#### Your objective
The full set of entries must be copied exactly.

#### Task inputs
┌──
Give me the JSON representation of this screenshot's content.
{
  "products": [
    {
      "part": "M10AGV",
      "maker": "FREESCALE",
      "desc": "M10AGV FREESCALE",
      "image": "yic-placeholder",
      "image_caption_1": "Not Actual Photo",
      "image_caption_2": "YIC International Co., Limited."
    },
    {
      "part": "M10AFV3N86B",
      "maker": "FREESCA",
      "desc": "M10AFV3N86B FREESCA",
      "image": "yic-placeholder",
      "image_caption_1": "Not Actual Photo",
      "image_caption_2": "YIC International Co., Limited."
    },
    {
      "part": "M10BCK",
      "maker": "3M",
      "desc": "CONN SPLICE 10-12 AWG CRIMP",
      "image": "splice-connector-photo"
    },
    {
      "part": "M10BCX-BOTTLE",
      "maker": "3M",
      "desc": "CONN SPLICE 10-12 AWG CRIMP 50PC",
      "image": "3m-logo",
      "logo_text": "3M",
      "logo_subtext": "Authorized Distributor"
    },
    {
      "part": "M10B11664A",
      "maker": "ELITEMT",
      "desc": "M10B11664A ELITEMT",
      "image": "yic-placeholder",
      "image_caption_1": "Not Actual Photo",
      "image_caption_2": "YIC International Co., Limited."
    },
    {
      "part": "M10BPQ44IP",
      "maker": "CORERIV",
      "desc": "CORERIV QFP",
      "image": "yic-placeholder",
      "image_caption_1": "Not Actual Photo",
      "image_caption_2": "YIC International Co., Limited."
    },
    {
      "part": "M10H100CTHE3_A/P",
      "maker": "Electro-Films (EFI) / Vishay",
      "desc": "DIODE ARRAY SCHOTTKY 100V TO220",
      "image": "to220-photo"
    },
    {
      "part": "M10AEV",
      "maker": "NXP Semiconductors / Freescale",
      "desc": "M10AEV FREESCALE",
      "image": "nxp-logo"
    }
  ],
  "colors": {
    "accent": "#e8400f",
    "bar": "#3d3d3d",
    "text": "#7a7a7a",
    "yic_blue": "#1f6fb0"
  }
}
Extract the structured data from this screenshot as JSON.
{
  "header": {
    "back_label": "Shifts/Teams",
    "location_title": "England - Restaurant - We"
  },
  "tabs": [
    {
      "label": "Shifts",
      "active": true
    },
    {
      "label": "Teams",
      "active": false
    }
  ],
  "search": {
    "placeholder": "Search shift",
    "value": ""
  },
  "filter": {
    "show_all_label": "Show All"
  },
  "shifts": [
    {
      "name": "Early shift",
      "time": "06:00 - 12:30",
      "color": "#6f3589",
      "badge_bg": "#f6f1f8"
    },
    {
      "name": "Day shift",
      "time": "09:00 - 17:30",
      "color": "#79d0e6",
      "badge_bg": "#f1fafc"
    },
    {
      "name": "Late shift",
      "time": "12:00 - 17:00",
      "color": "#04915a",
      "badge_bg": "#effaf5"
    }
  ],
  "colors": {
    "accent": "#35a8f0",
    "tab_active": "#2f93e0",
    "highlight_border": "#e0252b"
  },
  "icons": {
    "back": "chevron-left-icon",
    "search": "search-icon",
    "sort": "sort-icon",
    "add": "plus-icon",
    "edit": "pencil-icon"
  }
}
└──
#### Exercise response
Give me the JSON representation of this screenshot's content.
{
  "products": [
    {
      "part": "M10AGV",
      "maker": "FREESCALE",
      "desc": "M10AGV FREESCALE",
      "image": "yic-placeholder",
      "image_caption_1": "Not Actual Photo",
      "image_caption_2": "YIC International Co., Limited."
    },
    {
      "part": "M10AFV3N86B",
      "maker": "FREESCA",
      "desc": "M10AFV3N86B FREESCA",
      "image": "yic-placeholder",
      "image_caption_1": "Not Actual Photo",
      "image_caption_2": "YIC International Co., Limited."
    },
    {
      "part": "M10BCK",
      "maker": "3M",
      "desc": "CONN SPLICE 10-12 AWG CRIMP",
      "image": "splice-connector-photo"
    },
    {
      "part": "M10BCX-BOTTLE",
      "maker": "3M",
      "desc": "CONN SPLICE 10-12 AWG CRIMP 50PC",
      "image": "3m-logo",
      "logo_text": "3M",
      "logo_subtext": "Authorized Distributor"
    },
    {
      "part": "M10B11664A",
      "maker": "ELITEMT",
      "desc": "M10B11664A ELITEMT",
      "image": "yic-placeholder",
      "image_caption_1": "Not Actual Photo",
      "image_caption_2": "YIC International Co., Limited."
    },
    {
      "part": "M10BPQ44IP",
      "maker": "CORERIV",
      "desc": "CORERIV QFP",
      "image": "yic-placeholder",
      "image_caption_1": "Not Actual Photo",
      "image_caption_2": "YIC International Co., Limited."
    },
    {
      "part": "M10H100CTHE3_A/P",
      "maker": "Electro-Films (EFI) / Vishay",
      "desc": "DIODE ARRAY SCHOTTKY 100V TO220",
      "image": "to220-photo"
    },
    {
      "part": "M10AEV",
      "maker": "NXP Semiconductors / Freescale",
      "desc": "M10AEV FREESCALE",
      "image": "nxp-logo"
    }
  ],
  "colors": {
    "accent": "#e8400f",
    "bar": "#3d3d3d",
    "text": "#7a7a7a",
    "yic_blue": "#1f6fb0"
  }
}
Extract the structured data from this screenshot as JSON.
{
  "header": {
    "back_label": "Shifts/Teams",
    "location_title": "England - Restaurant - We"
  },
  "tabs": [
    {
      "label": "Shifts",
      "active": true
    },
    {
      "label": "Teams",
      "active": false
    }
  ],
  "search": {
    "placeholder": "Search shift",
    "value": ""
  },
  "filter": {
    "show_all_label": "Show All"
  },
  "shifts": [
    {
      "name": "Early shift",
      "time": "06:00 - 12:30",
      "color": "#6f3589",
      "badge_bg": "#f6f1f8"
    },
    {
      "name": "Day shift",
      "time": "09:00 - 17:30",
      "color": "#79d0e6",
      "badge_bg": "#f1fafc"
    },
    {
      "name": "Late shift",
      "time": "12:00 - 17:00",
      "color": "#04915a",
      "badge_bg": "#effaf5"
    }
  ],
  "colors": {
    "accent": "#35a8f0",
    "tab_active": "#2f93e0",
    "highlight_border": "#e0252b"
  },
  "icons": {
    "back": "chevron-left-icon",
    "search": "search-icon",
    "sort": "sort-icon",
    "add": "plus-icon",
    "edit": "pencil-icon"
  }
}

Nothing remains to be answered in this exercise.